Information:
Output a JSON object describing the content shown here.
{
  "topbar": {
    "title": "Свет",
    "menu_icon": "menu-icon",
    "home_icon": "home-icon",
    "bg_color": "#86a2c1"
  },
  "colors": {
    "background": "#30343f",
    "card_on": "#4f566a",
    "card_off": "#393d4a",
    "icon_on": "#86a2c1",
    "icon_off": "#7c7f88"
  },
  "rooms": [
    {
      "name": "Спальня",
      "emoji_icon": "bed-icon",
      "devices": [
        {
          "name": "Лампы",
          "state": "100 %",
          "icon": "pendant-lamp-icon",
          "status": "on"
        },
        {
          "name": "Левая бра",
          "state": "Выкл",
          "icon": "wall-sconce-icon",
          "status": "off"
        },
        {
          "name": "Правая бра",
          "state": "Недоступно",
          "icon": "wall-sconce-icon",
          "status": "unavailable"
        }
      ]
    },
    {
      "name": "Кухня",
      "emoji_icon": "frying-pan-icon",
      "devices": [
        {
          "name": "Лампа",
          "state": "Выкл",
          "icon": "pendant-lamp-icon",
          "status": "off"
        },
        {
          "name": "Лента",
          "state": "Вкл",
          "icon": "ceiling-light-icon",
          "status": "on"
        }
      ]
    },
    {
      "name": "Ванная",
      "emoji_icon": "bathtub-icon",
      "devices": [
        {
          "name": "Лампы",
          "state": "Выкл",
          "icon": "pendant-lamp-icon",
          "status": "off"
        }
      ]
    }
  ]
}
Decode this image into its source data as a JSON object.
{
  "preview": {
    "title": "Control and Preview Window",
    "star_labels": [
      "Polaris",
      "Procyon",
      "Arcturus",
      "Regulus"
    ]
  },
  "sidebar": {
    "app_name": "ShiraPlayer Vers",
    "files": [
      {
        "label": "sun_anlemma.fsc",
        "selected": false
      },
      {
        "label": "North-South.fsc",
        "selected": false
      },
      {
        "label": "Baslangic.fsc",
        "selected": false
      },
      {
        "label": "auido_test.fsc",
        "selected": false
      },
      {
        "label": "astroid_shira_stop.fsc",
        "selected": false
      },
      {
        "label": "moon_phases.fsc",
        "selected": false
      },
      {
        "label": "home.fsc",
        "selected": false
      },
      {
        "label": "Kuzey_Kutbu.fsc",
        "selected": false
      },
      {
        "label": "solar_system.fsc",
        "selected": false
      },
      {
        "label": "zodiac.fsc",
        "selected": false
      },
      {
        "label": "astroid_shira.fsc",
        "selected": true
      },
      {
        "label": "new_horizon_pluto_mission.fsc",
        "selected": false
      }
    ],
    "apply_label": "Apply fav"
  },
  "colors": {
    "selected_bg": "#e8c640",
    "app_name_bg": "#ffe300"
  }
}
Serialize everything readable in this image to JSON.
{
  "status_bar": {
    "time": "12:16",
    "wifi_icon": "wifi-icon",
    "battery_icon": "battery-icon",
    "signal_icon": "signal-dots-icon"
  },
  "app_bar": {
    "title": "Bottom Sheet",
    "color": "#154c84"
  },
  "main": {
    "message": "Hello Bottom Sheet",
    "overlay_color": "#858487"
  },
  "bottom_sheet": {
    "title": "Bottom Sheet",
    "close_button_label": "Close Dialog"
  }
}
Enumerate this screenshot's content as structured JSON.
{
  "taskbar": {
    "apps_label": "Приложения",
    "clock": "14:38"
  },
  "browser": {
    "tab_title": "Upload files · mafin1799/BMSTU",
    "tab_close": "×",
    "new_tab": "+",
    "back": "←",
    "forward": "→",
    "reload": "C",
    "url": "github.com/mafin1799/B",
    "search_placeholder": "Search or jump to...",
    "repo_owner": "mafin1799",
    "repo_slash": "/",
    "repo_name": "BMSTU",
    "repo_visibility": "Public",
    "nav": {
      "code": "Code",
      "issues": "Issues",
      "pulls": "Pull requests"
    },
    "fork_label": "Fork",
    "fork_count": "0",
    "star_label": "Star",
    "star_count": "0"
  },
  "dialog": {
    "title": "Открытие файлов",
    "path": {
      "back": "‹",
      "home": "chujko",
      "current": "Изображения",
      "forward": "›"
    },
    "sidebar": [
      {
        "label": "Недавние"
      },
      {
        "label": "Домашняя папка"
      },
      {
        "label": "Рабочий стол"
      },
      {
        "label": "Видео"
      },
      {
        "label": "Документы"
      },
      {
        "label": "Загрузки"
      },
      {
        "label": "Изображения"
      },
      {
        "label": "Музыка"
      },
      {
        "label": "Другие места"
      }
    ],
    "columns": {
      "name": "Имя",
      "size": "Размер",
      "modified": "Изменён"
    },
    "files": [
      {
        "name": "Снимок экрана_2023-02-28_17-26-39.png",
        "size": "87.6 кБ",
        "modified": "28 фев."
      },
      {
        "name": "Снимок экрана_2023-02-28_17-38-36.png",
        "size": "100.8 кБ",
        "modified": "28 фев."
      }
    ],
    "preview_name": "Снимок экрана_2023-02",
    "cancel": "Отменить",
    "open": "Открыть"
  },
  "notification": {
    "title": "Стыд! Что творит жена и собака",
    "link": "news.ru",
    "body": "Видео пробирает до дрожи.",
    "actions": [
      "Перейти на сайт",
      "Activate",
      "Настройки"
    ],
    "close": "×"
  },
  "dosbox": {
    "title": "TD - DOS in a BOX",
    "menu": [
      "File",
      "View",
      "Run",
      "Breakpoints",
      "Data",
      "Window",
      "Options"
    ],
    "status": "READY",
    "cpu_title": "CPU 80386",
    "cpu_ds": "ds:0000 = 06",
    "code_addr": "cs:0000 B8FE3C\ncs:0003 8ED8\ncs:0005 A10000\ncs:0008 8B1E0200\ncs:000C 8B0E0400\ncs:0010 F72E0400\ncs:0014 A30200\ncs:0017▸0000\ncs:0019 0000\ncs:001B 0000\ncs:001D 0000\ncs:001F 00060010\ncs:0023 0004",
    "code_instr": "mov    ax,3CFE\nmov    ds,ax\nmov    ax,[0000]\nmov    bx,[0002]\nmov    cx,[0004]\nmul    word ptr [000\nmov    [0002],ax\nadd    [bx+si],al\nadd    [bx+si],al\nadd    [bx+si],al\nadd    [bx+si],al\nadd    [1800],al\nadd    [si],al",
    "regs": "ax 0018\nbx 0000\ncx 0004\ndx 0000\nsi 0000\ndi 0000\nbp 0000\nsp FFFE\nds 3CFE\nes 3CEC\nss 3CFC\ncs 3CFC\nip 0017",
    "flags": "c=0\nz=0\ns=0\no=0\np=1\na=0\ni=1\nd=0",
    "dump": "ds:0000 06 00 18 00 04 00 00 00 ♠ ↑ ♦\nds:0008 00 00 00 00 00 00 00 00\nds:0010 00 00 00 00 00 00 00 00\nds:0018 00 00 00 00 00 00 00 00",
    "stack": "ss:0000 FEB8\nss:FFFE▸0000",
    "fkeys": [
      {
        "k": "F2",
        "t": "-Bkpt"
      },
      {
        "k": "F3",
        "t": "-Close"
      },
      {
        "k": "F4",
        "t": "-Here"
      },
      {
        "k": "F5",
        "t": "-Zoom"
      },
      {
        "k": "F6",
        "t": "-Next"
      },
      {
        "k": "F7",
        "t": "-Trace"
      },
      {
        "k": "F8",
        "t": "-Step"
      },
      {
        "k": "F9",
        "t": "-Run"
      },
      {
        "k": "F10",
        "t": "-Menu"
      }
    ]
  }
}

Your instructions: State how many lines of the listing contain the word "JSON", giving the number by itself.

Output for this exercise: 4